↓↓↓

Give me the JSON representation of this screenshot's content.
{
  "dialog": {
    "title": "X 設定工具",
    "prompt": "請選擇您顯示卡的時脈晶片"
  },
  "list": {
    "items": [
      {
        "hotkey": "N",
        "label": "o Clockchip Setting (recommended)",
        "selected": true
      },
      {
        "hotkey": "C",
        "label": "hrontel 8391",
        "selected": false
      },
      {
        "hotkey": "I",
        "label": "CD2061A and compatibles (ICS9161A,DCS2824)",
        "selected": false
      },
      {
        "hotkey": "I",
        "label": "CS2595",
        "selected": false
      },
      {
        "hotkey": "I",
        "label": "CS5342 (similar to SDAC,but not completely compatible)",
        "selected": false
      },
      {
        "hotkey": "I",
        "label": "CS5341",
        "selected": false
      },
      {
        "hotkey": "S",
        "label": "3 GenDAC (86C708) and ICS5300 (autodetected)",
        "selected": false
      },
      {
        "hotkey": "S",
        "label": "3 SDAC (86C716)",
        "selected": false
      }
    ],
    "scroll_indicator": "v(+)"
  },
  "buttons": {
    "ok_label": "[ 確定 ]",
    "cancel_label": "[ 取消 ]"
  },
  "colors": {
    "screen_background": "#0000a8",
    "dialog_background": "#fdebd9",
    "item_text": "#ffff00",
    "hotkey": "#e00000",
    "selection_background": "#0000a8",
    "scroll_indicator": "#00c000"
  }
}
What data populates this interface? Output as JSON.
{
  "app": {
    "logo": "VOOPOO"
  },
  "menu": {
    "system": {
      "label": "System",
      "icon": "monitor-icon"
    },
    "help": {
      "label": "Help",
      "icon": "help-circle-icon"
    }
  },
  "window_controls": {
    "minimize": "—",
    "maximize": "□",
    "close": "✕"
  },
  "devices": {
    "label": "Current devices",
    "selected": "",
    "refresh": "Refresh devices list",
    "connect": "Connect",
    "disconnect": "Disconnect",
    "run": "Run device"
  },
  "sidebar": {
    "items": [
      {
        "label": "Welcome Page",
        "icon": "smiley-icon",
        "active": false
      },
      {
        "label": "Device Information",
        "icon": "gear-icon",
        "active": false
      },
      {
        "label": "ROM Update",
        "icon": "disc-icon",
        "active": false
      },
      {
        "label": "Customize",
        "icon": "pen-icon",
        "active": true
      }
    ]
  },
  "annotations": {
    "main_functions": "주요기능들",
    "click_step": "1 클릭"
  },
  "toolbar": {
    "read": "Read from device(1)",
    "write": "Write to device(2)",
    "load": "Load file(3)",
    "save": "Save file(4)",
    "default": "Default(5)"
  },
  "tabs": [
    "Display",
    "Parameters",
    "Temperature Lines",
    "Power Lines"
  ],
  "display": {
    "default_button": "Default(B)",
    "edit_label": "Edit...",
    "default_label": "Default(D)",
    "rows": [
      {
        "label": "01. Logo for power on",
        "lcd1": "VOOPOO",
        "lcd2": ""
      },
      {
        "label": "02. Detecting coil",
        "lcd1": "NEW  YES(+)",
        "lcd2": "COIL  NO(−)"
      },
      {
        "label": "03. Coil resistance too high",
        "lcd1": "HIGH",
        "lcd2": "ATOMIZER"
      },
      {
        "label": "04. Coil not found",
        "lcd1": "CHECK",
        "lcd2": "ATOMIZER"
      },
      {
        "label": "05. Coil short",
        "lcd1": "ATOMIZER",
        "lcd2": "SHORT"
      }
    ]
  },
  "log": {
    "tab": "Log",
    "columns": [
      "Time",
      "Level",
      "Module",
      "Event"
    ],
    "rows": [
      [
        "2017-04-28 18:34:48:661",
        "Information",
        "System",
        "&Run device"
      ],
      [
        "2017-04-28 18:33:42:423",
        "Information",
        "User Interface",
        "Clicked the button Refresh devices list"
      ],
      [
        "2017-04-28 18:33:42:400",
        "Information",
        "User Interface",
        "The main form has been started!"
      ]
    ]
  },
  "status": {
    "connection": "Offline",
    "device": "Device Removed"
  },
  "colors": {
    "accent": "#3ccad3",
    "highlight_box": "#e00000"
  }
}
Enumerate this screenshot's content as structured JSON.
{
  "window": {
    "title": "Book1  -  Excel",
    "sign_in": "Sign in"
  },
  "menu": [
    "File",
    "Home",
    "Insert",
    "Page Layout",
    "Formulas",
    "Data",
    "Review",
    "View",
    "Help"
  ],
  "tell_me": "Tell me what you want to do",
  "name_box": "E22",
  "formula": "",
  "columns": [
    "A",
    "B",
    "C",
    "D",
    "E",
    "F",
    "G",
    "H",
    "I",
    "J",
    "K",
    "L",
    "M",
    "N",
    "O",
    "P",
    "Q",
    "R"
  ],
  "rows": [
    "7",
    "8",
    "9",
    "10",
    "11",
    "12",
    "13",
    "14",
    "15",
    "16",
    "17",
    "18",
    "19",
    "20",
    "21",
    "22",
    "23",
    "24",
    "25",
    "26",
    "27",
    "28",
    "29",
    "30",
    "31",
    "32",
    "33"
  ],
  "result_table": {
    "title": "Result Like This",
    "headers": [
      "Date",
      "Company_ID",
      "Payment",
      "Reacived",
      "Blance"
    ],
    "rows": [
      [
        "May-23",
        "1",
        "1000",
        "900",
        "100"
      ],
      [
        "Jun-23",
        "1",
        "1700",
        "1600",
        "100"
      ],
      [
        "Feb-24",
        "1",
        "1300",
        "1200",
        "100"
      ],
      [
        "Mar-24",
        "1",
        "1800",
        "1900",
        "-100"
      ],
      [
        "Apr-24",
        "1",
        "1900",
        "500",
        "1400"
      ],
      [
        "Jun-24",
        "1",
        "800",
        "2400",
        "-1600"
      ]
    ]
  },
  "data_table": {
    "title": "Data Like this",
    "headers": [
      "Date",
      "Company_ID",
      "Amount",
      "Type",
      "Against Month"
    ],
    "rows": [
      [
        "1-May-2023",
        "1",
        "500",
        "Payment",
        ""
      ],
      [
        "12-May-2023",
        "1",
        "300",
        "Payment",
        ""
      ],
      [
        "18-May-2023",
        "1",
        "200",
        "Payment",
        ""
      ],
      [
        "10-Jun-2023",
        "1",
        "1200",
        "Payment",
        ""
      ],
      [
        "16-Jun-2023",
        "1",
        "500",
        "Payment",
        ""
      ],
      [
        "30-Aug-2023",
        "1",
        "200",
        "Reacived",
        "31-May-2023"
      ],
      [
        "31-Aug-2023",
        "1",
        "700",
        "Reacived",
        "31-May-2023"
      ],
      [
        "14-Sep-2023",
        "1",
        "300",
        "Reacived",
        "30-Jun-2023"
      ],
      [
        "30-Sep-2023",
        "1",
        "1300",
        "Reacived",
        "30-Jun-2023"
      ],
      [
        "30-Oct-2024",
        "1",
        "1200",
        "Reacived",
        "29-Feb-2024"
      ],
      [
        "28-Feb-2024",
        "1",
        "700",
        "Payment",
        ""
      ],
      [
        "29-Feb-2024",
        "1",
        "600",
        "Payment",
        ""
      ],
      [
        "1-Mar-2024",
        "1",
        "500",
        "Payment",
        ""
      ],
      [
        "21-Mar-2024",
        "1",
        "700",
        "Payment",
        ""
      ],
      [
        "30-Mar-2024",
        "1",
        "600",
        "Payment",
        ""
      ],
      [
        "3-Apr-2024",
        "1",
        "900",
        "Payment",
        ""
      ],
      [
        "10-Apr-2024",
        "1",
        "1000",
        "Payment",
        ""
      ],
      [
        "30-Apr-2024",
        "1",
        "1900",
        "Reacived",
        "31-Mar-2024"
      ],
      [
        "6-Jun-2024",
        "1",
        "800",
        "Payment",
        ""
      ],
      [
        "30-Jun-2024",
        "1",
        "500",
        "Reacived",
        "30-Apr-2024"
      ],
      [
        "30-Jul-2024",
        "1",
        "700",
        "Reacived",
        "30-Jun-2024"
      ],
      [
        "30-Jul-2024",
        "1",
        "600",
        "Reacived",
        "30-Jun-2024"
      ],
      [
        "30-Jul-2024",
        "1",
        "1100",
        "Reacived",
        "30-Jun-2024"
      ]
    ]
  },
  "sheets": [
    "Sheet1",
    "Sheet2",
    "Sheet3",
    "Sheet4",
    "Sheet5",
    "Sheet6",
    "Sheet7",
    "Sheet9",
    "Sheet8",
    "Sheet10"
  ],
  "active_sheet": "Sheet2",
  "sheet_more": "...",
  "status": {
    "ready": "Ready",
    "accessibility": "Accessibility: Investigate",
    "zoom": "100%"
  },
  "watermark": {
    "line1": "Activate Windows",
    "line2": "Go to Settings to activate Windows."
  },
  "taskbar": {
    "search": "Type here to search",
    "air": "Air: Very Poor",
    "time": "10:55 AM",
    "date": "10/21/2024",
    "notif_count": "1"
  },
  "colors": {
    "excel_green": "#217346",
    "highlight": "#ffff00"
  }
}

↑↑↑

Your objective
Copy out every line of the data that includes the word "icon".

Answer
      "icon": "monitor-icon"
      "icon": "help-circle-icon"
        "icon": "smiley-icon",
        "icon": "gear-icon",
        "icon": "disc-icon",
        "icon": "pen-icon",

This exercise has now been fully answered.